The International Energy Agency (IAEA) has warned that oil production is declining the world over, field by field, and called for massive investments, to the tune of $ 26 trillion dollars, in energy infrastructure.
In the circumstances, the era of cheap oil is over and prices could soon be back up to $100 a barrel.
AdvertisementIn its World Energy Outlook for 2008, IAEA says prices could soar as high as $200 a barrel by 2030.
In one scenario considered by the IEA, China and India will account for just over half of the increase in world primary energy demand between 2006 and 2030, and much of the increase in world oil demand.
Still the immediate risk to supply, it says, is not one of a lack of global resources.
Instead, it points to a lack of investment where it is needed.
The world, the report's authors conclude, is not running out of oil just yet - indeed, there is enough of it to supply the world for more than 40 years at current rates of consumption.
But, they point out, field by field, declines in oil production are accelerating and more money will be needed in research and development to extract the oil there is.
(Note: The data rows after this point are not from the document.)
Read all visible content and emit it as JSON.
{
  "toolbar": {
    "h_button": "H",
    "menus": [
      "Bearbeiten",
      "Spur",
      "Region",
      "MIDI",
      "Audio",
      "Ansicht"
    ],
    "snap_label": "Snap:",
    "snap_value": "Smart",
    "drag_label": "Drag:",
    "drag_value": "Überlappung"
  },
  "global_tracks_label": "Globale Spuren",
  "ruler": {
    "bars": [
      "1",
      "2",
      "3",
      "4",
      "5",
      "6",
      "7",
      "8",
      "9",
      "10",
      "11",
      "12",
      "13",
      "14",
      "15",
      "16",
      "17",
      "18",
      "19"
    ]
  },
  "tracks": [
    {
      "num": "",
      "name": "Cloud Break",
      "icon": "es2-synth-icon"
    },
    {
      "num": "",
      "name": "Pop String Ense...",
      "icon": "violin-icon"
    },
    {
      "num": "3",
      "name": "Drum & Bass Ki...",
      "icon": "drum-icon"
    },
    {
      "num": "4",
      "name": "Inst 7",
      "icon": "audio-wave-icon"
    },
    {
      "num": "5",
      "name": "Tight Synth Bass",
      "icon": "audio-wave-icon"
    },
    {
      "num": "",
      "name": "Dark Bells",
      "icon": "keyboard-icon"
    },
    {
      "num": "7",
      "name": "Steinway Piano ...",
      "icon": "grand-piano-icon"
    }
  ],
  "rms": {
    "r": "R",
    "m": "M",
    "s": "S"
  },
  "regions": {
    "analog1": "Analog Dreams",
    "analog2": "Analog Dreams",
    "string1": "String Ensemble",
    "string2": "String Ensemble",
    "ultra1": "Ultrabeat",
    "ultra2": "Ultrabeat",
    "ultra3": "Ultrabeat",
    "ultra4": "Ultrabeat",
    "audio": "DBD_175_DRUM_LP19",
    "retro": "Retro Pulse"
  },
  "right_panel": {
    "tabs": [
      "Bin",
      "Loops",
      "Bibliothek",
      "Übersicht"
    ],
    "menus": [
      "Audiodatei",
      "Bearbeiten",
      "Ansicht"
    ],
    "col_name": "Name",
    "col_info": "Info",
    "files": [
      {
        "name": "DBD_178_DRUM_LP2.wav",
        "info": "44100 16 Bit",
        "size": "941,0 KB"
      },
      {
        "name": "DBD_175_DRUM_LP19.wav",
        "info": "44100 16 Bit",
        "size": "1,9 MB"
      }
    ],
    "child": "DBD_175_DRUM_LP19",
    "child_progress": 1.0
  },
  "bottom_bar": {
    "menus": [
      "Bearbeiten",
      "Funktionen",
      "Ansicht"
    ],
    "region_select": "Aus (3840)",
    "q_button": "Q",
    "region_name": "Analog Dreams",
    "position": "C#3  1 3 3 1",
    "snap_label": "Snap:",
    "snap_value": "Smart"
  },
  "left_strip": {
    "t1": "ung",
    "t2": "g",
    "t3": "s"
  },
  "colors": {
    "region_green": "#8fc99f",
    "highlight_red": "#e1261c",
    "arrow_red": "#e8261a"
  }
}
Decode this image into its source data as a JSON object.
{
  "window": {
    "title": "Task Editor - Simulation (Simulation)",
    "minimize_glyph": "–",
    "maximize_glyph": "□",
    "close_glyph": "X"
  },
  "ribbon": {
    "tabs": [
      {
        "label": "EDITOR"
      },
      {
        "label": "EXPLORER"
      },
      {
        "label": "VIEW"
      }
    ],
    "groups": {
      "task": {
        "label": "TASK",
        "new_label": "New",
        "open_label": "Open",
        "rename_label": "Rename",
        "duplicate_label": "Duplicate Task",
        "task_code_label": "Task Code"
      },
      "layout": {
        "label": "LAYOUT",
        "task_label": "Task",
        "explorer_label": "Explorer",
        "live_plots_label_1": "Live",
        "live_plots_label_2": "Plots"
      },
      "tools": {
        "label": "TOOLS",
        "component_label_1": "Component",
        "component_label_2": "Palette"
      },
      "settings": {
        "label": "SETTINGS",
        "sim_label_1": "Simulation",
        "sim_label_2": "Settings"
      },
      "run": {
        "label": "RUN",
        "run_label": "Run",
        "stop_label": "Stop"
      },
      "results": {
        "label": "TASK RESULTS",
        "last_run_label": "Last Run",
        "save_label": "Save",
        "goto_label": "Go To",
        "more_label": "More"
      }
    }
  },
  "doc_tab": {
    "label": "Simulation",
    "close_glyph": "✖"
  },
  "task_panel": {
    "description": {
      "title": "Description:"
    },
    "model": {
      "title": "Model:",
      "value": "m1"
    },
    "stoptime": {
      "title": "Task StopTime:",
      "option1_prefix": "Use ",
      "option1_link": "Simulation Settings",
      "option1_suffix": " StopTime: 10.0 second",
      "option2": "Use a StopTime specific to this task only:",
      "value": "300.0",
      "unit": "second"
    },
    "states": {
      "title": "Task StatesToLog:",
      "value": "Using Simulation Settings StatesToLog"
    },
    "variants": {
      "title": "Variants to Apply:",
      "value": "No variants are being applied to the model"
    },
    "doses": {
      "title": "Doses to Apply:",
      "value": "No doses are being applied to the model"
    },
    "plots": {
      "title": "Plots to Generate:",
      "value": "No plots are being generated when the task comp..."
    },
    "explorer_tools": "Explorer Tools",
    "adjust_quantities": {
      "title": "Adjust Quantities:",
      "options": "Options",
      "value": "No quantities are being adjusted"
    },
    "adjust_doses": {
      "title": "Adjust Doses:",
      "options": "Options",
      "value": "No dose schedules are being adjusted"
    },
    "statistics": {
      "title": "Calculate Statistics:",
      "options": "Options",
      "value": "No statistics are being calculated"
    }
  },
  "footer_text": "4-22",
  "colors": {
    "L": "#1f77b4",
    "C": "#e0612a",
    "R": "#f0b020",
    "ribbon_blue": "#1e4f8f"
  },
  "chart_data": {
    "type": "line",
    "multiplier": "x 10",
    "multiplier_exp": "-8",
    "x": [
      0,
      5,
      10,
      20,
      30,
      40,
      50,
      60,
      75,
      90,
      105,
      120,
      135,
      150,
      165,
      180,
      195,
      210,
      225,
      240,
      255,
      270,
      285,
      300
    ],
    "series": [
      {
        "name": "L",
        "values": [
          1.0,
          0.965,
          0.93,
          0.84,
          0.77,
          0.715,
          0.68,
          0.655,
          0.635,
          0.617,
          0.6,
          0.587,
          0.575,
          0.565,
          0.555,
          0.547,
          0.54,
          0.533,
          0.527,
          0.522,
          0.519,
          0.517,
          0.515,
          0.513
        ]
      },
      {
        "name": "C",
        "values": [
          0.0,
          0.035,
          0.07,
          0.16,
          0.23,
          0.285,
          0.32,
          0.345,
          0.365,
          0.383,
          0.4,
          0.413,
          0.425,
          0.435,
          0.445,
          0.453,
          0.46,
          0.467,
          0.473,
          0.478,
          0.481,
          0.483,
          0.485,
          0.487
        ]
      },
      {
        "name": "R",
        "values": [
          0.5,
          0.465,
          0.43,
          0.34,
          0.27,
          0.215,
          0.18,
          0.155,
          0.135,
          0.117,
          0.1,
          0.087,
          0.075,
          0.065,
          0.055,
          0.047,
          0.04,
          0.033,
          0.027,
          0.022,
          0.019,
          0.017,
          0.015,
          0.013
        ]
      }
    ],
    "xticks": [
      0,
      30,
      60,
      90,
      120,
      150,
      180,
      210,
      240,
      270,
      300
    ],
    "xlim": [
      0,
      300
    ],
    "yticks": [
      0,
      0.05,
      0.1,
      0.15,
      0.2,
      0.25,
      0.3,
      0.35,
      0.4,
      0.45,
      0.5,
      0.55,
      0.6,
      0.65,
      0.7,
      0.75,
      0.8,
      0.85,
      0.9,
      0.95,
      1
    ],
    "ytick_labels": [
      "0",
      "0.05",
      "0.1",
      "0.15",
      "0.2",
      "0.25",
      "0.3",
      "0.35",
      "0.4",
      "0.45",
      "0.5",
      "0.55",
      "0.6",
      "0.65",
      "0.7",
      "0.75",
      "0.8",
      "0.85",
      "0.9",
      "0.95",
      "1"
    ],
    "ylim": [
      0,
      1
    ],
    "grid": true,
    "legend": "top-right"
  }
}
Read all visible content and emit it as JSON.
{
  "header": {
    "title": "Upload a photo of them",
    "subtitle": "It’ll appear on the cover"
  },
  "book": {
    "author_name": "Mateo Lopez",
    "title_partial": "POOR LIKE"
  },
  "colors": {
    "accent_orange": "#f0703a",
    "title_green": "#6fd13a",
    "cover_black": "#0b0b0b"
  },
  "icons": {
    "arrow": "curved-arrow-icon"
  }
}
A significant amount of the $26 trillion suggested, $8.4 trillion, will need to be spent on oil and gas exploration and development.
But despite the agency's assessment of oil and gas reserves, the report contains a stark warning of the consequences of continuing to rely on fossil fuels.
The consequences for the global climate of policy inaction when it comes to decarbonising the world economy are "shocking", according to the report.
"Strong, co-ordinated action is needed urgently to curb the growth in greenhouse gas emissions and the resulting rise in global temperatures," it said.
Emissions of two greenhouse gases, methane and carbon dioxide have reached record high, says World Meteorological Organization, an agency of the United Nations.
Many greenhouse gases occur naturally, such as water vapor, carbon dioxide, methane, nitrous oxide, and ozone. Others such as hydrofluorocarbons (HFCs), perfluorocarbons (PFCs), and sulfur hexafluoride (SF6) result exclusively from human industrial processes. Carbon dioxide is released into the atmosphere by the burning of solid waste, wood and wood products, and fossil fuels (oil, natural gas, and coal).
Nitrous oxide emissions occur during various agricultural and industrial processes, and when solid waste or fossil fuels are burned. Methane is emitted when organic waste decomposes, whether in landfills or in connection with livestock farming.
Methane emissions also occur during the production and transport of fossil fuels.
When sunlight strikes the Earth's surface, some of it is reflected back towards space as infrared radiation (heat). Greenhouse gases absorb this infrared radiation, trap the heat in the atmosphere and reemit the waves downward causing the temperature of the earth to go up.
And this is called the "greenhouse effect," because of a similar effect produced by the glass panes of a greenhouse, where plants are grown under controlled conditions.
The World Meteorological Organization's annual Greenhouse Gas Bulletin provides widely accepted worldwide data on the amount of heat-trapping greenhouse gases in the atmosphere.
To avoid the worst, emissions should be reduced by 25 percent to 40 percent below 1990 levels by 2020, the Nobel Prize-winning UN Intergovernmental Panel on Climate Change has said.